### Task item
List, from the lines below, each one with "账单名称" in it.

### Study material
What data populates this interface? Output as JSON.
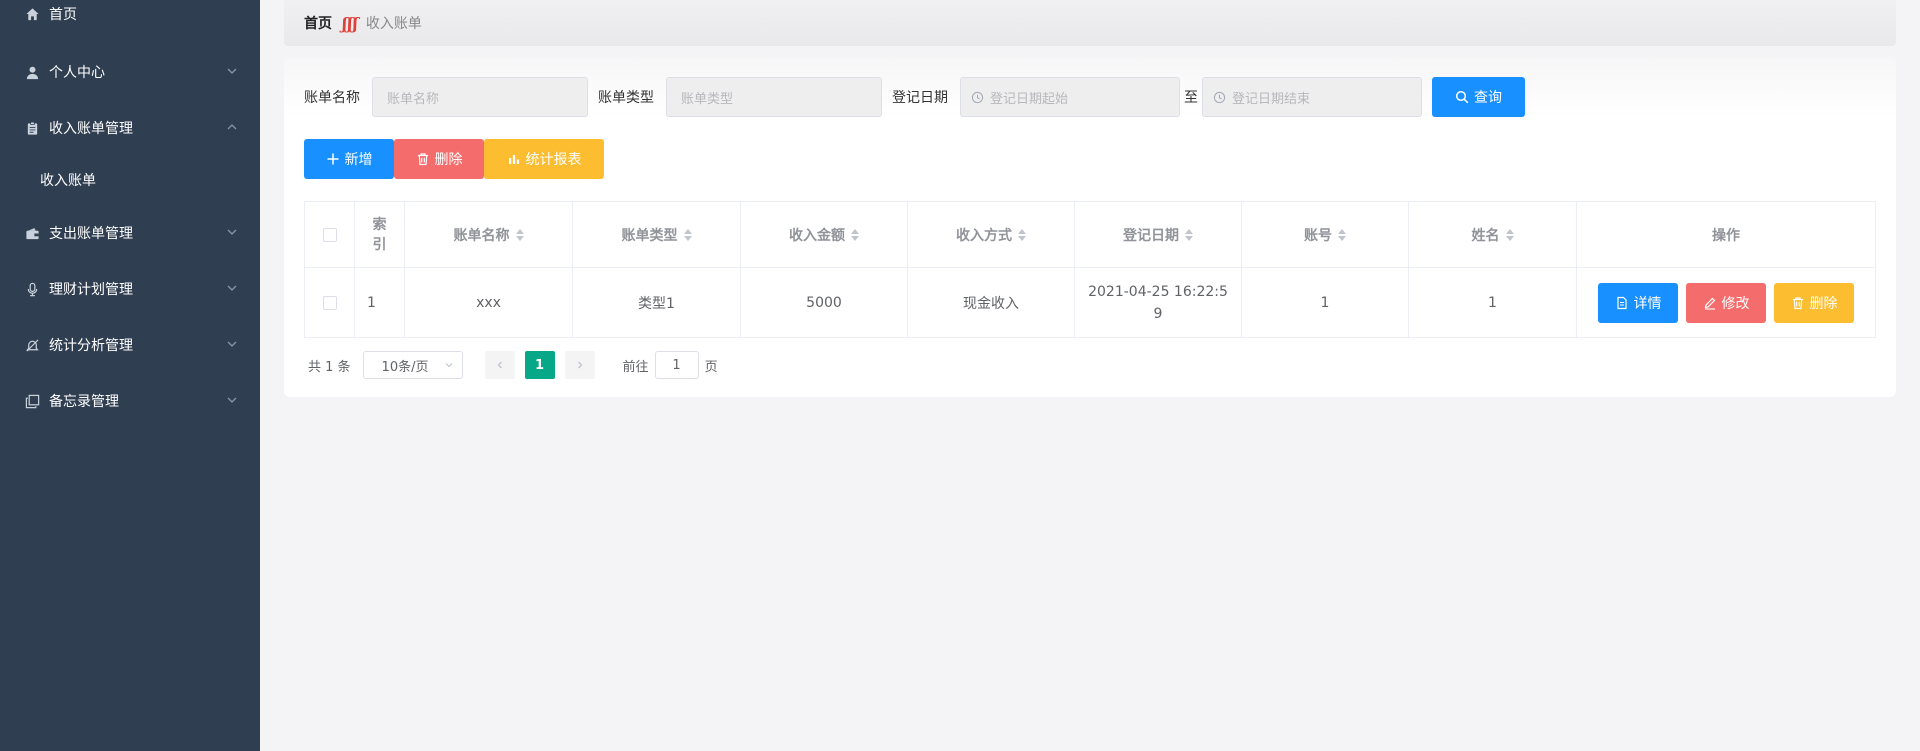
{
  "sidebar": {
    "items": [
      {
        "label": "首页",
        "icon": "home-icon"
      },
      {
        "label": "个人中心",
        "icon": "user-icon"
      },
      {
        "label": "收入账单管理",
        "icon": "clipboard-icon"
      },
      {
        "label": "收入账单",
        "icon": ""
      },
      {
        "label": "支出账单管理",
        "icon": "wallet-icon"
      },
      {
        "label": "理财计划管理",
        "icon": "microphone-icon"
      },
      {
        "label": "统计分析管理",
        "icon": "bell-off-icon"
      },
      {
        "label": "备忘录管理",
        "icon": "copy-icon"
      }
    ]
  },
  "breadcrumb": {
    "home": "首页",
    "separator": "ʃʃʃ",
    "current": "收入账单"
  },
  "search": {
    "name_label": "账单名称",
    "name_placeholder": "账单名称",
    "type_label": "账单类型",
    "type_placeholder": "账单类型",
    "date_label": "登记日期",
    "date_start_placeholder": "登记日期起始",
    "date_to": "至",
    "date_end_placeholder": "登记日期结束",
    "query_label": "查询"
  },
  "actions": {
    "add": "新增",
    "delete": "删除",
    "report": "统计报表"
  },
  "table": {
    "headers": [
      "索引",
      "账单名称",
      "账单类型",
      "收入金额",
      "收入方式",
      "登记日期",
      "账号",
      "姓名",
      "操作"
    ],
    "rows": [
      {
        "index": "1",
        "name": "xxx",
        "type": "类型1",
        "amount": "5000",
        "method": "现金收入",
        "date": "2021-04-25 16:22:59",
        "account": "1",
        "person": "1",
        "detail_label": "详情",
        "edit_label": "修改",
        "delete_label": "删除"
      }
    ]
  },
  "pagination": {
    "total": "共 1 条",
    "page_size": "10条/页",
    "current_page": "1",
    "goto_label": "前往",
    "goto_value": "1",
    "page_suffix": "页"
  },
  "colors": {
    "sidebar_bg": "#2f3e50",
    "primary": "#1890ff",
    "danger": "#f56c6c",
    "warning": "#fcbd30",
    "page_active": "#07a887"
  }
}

### Answer to the exercise
    "name_label": "账单名称",
    "name_placeholder": "账单名称",
      "账单名称",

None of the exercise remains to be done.